Let"s focus on the Aegean Sea. You know that there are also other problems there. There are continuous tensions and threats by Turkey (that NATO theoretically cannot address). Nevertheless, these tensions create problems in the alliance because you have two allies spending capabilities that they could use to help the Alliance. Especially in the case of Greece, there is a waste of capabilities to protect the Greek territory against another member-state. Don’t you think that this is a paradox that the alliance should in one way or another address?

We are aware of the differences between Greece and Turkey. Both are highly valued allies. They are both contributing in collective defense but at the same time we are aware of the differences, especially at some of the islands in the Aegean Sea. Therefore I very much welcome the fact that there is direct contact between Greece and Turkey addressing these issues. I know that the two PMs, the PM of Greece and the PM of Turkey, speak to each other. NATO is a forum for bringing Greece and Τurkey together. For instance, during our foreign ministers meeting more than a week ago here in Brussels, the foreign ministers of Turkey and Greece met, and I encourage that kind of direct dialogue, and I really hope that the differences can be addressed in a spirit of dialogue and cooperation to solve the differences that we know there are between Greece and Turkey.

Βut we still have illegal activities by Turkey, and threats. There are incidents involving Greek vessels and coast guard ships. We even came as far as two Greek soldiers being detained for almost two months in a Turkish prison. One could say that they are political prisoners. Is this a situation that concerns NATO? How do you think such problems can be addressed?

Of course it is always a reason for concern for me and for NATO when there are disagreements, differences between two NATO allies. That"s exactly why we also highlight or underline the importance of direct contact between Greece and Turkey to address these differences. I am for instance aware that there have been some incidents involving ships from Turkey and from Greece. The latest one which took place a few days ago, we have been told that there have been no serious injuries and no serious damage but at the same time we know that the ship was under control to make sure there is no serious damage.

So of course this is something which creates concern when we see these kinds of incidents. But the way to address them is by direct contact between two allies, between Greece and Turkey, and I really hope that is possible to address these incidents and disagreements in the spirit of good neighborly relations to try to solve the differences.

What about the detention of the two Greek soldiers, do you think that NATO could help in any way?

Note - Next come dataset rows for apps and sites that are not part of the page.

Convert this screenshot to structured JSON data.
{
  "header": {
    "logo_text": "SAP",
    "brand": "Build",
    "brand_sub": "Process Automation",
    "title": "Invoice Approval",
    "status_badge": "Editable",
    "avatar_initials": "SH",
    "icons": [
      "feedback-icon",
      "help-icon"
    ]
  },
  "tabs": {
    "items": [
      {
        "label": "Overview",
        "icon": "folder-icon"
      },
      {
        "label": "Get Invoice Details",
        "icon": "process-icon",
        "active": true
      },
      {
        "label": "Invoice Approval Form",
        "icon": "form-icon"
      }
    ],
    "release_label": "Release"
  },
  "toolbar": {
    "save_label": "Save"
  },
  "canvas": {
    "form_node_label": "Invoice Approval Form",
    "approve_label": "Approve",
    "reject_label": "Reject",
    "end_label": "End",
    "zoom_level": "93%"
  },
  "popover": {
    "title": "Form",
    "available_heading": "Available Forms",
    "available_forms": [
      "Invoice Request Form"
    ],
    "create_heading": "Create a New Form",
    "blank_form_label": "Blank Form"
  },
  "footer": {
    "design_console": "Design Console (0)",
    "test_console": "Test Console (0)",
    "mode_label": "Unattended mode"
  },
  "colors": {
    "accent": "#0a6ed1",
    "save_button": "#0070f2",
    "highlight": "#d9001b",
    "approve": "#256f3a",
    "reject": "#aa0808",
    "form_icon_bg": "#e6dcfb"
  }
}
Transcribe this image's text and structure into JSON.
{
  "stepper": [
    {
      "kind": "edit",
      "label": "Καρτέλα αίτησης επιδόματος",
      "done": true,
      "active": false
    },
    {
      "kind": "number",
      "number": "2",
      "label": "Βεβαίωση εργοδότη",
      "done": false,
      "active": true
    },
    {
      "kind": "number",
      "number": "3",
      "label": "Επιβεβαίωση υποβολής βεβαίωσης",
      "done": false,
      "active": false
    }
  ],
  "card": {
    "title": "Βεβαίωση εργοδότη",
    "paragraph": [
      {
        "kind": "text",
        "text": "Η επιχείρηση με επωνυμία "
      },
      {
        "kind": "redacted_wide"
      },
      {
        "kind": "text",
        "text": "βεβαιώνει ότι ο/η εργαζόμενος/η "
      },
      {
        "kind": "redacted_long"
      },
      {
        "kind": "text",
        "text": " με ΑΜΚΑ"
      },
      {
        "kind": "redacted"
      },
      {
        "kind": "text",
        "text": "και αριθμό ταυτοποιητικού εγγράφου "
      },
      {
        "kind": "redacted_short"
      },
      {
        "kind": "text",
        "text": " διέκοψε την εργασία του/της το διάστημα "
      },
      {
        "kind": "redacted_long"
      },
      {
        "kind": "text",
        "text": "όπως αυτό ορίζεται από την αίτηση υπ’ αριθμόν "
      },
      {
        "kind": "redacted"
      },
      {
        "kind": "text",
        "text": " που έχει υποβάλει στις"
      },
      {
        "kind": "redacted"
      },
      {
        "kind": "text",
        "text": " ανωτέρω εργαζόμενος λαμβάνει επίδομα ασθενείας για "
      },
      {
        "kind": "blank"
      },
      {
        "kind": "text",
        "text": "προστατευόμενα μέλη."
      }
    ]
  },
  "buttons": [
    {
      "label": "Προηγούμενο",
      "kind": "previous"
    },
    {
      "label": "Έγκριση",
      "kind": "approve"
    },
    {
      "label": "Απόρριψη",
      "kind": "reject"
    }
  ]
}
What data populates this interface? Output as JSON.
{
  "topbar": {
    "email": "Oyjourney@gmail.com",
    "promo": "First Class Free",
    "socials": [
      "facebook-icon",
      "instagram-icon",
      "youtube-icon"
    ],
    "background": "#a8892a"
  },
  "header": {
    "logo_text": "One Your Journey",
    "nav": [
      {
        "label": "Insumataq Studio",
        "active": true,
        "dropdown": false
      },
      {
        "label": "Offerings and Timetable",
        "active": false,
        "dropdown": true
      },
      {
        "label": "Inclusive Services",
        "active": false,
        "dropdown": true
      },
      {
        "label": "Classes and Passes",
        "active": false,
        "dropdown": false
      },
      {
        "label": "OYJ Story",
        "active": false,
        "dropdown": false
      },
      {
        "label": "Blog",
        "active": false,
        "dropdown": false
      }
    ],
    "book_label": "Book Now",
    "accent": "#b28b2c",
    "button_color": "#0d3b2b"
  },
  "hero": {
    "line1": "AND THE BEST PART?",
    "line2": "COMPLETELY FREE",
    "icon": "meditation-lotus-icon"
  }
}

This is the same kind of issue. There are disagreements, differences between NATO allies, but I think that it is something which illustrates that for NATO, which represents 29 allies and in which all decisions are made by consensus, there are no instruments to address differences between allies. So therefore we very much urge Turkey and Greece to address these issues in direct contacts between the two allies. I have of course discussed these issues both with the leadership in Ankara, with the Turkish political leadership, but I have also discussed it with the Greek political leadership: for instance, in my meeting with both the Greek Foreign Minister and also before that, with the Greek Defense Minister. I have discussed this several times and addressed the issue in my meetings both in Athens and in Ankara.